AIM OF THE EXERCISE –
Filter the data for lines with the word "label", then copy every line so identified.

DATA RECORDS –
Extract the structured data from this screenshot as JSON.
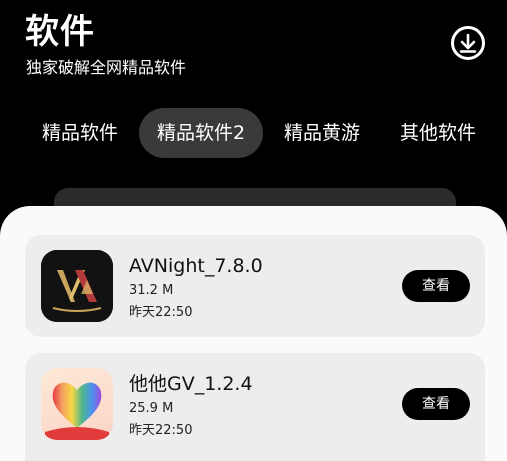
{
  "header": {
    "title": "软件",
    "subtitle": "独家破解全网精品软件",
    "download_icon": "download-circle-icon"
  },
  "tabs": [
    {
      "label": "精品软件",
      "active": false
    },
    {
      "label": "精品软件2",
      "active": true
    },
    {
      "label": "精品黄游",
      "active": false
    },
    {
      "label": "其他软件",
      "active": false
    }
  ],
  "apps": [
    {
      "name": "AVNight_7.8.0",
      "size": "31.2 M",
      "date": "昨天22:50",
      "button": "查看",
      "icon": "avnight-logo-icon"
    },
    {
      "name": "他他GV_1.2.4",
      "size": "25.9 M",
      "date": "昨天22:50",
      "button": "查看",
      "icon": "rainbow-heart-icon"
    }
  ],
  "colors": {
    "background": "#000000",
    "sheet": "#fafafa",
    "card": "#ededed",
    "active_tab": "#3a3a3a",
    "button": "#000000"
  }
}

OUTPUT –
      "label": "精品软件",
      "label": "精品软件2",
      "label": "精品黄游",
      "label": "其他软件",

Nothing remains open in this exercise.